This is a very different book from most of those writing books out there. It teaches you how to study writing of works so you can imply that knowledge to your own work. She also gives insight on how different writers spun their craft, from Dostoyevsky struggling with the best way to write Crime and Punishment (Prose lists how he wrote several sections “in the first person, as a diary, as confession, as memory, and as a combination of journal and drama”.) to Henrich von Kleist’s deadly flirtation with suicide when he wasn’t working on his novella.

As I went on, I started to try and guess what point Prose was trying to get across from the excerpts. In doing that, I began to discover on my own how to read the excerpts. I began to see the techniques the writers used. There was an especially long passage she listed that as I read it, I slowly begin to realize that two of the characters was of a different race than the protagonist. It’s never mentioned in the excerpt–I had to figure it out for myself from the clues the writer puts in the story. I had fun doing it, and I’m looking to get the book so I can read how things turned out.

In fact, Prose does include a reading list of all the books she excerpts. It’s something I’m seriously thinking about doing–just the other day, I was garage sling (ah, now there’s a verb for ya!) and came across a couple of hardbacks that looked interesting. After picking them up for a quarter apiece, I picked up Prose’s book and lo and behold, one of my books was on her list. (And for the record, let me just say, when it comes to books, garage sales in Madison rocks.) So I already got one book taken care of. 127 books to go.

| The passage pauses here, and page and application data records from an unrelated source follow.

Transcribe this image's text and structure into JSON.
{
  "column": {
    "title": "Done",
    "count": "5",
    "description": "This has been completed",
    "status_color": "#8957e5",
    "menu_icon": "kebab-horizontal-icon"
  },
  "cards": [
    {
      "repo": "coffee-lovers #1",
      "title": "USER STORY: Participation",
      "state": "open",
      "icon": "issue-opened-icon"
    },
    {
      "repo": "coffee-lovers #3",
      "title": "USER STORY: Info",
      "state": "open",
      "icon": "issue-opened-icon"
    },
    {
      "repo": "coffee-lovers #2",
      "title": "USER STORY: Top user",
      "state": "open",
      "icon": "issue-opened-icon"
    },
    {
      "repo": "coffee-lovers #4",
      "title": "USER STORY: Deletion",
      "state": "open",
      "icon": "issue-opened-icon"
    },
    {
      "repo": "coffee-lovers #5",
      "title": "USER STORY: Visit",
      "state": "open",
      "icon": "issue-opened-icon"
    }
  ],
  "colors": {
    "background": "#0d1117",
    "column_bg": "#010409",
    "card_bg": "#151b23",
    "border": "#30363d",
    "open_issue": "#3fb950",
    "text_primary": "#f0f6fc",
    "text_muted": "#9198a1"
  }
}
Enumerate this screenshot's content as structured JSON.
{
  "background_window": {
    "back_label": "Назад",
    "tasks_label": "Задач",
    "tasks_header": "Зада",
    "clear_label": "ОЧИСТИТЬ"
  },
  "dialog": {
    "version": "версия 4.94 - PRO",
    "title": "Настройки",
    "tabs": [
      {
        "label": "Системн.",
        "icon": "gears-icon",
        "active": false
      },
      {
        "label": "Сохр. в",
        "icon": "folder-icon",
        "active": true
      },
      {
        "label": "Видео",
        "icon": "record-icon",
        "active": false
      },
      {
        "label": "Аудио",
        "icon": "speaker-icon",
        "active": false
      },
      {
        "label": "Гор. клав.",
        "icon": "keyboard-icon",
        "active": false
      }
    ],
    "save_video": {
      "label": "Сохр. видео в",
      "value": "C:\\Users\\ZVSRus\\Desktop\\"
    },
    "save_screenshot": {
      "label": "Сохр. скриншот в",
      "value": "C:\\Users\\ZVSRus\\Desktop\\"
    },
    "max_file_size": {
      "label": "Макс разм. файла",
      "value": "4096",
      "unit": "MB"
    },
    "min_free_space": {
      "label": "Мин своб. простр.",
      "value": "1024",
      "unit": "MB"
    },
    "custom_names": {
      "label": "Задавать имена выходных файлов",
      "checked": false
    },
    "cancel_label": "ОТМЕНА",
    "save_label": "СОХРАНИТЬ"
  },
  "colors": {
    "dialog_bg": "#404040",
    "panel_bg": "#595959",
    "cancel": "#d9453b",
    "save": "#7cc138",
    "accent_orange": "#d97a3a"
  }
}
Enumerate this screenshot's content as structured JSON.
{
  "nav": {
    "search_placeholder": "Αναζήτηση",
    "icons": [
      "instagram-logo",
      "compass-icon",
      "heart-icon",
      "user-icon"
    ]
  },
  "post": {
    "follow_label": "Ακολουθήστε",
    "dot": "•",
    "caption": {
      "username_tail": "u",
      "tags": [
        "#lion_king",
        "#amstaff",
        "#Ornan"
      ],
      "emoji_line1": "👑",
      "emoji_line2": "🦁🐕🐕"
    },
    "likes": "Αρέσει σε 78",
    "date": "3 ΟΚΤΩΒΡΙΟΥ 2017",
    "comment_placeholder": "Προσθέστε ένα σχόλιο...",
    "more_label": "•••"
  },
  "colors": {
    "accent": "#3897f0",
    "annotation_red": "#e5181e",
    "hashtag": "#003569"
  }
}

But as for writing books, I know that this one is a definite keeper. I plan to keep it on my shelf, to page through it on occasion, to mark and highlight the death out of it. It’s not a easy book to read straight through during a weekend. This is a book to take it slow, to savor, to read a page and then sit back and think. And I think that’s how Prose intended it to be. Five books out of five, and if you’re looking for that interview of Prose, you can go right here to get it. Think I’ll listen to it myself.